BY GEOFF WEISS
For the first time, exhibitors will include 20th Century Fox, Netflix, and Warner Bros., according to a report in The New York Times, while returning participants include Universal Pictures, Lionsgate, and DreamWorks Animation. Warner Bros. is “planning an elaborate stunt” for Fantastic Beasts and Where to Find Them, a prequel to Harry Potter—as its fandom heavily intersects with the YouTube community. It will also promote Lights Out, a thriller that started out as a YouTube short.
Additionally, Universal will screen The Secret Life of Pets and DreamWorks will promote Trolls, which features the voices of prominent YouTubers Kandee Johnson, Ricky Dillon, GloZell Green, and Meg DeAngelis.
And it’s not only studios that will be storming VidCon, reports the Times, which likens VidCon to “a younger version of Comic-Con International.” Joining the plethora of digital stars in attendance will be Hollywood celebrities like Emma Roberts, who is set to promote her upcoming Lionsgate thriller Nerve.
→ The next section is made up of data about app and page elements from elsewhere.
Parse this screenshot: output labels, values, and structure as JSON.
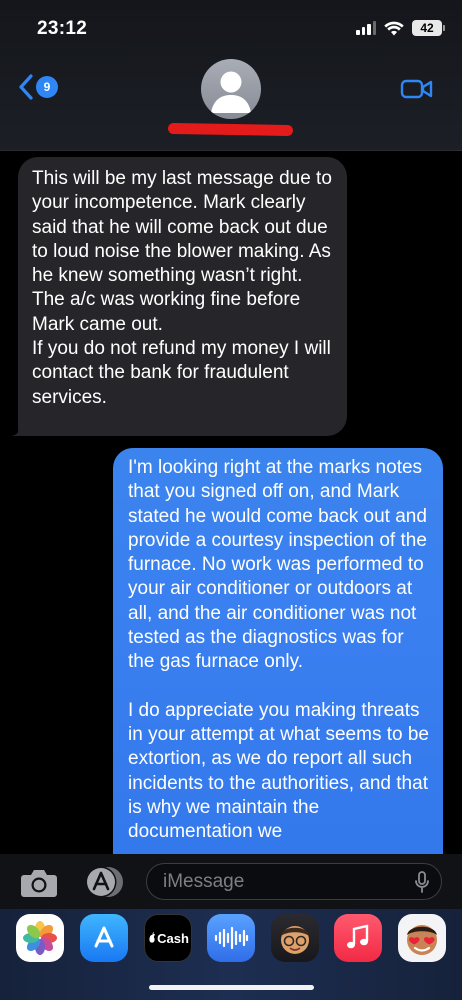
{
  "status_bar": {
    "time": "23:12",
    "battery": "42",
    "icons": [
      "signal-icon",
      "wifi-icon",
      "battery-icon"
    ]
  },
  "header": {
    "back_badge": "9",
    "contact_name": "",
    "icons": [
      "chevron-left-icon",
      "contact-avatar-icon",
      "video-camera-icon"
    ]
  },
  "messages": [
    {
      "direction": "incoming",
      "text": "This will be my last message due to your incompetence. Mark clearly said that he will come back out due to loud noise the blower making. As he knew something wasn’t right. The a/c was working fine before Mark came out.\nIf you do not refund my money I will contact the bank for fraudulent services."
    },
    {
      "direction": "outgoing",
      "paragraphs": [
        "I'm looking right at the marks notes that you signed off on, and Mark stated he would come back out and provide a courtesy inspection of the furnace. No work was performed to your air conditioner or outdoors at all, and the air conditioner was not tested as the diagnostics was for the gas furnace only.",
        "I do appreciate you making threats in your attempt at what seems to be extortion, as we do report all such incidents to the authorities, and that is why we maintain the documentation we"
      ]
    }
  ],
  "input_bar": {
    "placeholder": "iMessage",
    "icons": [
      "camera-icon",
      "apps-icon",
      "microphone-icon"
    ]
  },
  "app_drawer": {
    "apps": [
      {
        "name": "photos-app-icon"
      },
      {
        "name": "app-store-icon"
      },
      {
        "name": "cash-app-icon",
        "label": "Cash"
      },
      {
        "name": "audio-message-icon"
      },
      {
        "name": "memoji-icon"
      },
      {
        "name": "music-app-icon"
      },
      {
        "name": "memoji-stickers-icon"
      }
    ]
  },
  "colors": {
    "outgoing_bubble": "#3a7ff0",
    "incoming_bubble": "#26262a",
    "accent": "#2f87f6"
  }
}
“Even if I wanted to fight against it, it would be like bailing out the Titanic,” VidCon co-founder Hank Green told the Times. “The overlap is great, in part because it’s important for studios to understand video fans and creators, both the culture and the excitement. That will hopefully lead to fewer studio efforts in this area that are inauthentic and gross.”
Though Hollywood is slated to be out at VidCon in full force this year, many players in traditional entertainment have had a presence at VidCon—which is expected to host 30,000 guests from June 23-25—for years. For instance, television networks like Nickelodeon, NBC, and HGTV were early adopters, per the Times, and DreamWorks Animation’s Jeffrey Katzenberg delivered the event’s keynote address in 2014.